_Excerpts from an interface dataset_:
:::

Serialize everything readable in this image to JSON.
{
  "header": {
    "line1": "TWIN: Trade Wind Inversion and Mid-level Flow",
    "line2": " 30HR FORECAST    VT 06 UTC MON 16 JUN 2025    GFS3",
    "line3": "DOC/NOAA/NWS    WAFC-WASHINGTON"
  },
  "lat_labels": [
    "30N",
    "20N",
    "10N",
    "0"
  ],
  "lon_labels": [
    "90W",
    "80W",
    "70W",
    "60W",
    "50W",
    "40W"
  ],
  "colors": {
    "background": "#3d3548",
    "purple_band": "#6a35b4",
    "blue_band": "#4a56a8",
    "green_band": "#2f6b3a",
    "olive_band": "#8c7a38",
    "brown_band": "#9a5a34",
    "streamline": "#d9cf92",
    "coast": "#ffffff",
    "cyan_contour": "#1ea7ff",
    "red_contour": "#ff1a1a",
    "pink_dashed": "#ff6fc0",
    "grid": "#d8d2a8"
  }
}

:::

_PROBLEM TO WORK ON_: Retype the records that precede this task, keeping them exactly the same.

_ANSWER SECTION_:
Serialize everything readable in this image to JSON.
{
  "header": {
    "line1": "TWIN: Trade Wind Inversion and Mid-level Flow",
    "line2": " 30HR FORECAST    VT 06 UTC MON 16 JUN 2025    GFS3",
    "line3": "DOC/NOAA/NWS    WAFC-WASHINGTON"
  },
  "lat_labels": [
    "30N",
    "20N",
    "10N",
    "0"
  ],
  "lon_labels": [
    "90W",
    "80W",
    "70W",
    "60W",
    "50W",
    "40W"
  ],
  "colors": {
    "background": "#3d3548",
    "purple_band": "#6a35b4",
    "blue_band": "#4a56a8",
    "green_band": "#2f6b3a",
    "olive_band": "#8c7a38",
    "brown_band": "#9a5a34",
    "streamline": "#d9cf92",
    "coast": "#ffffff",
    "cyan_contour": "#1ea7ff",
    "red_contour": "#ff1a1a",
    "pink_dashed": "#ff6fc0",
    "grid": "#d8d2a8"
  }
}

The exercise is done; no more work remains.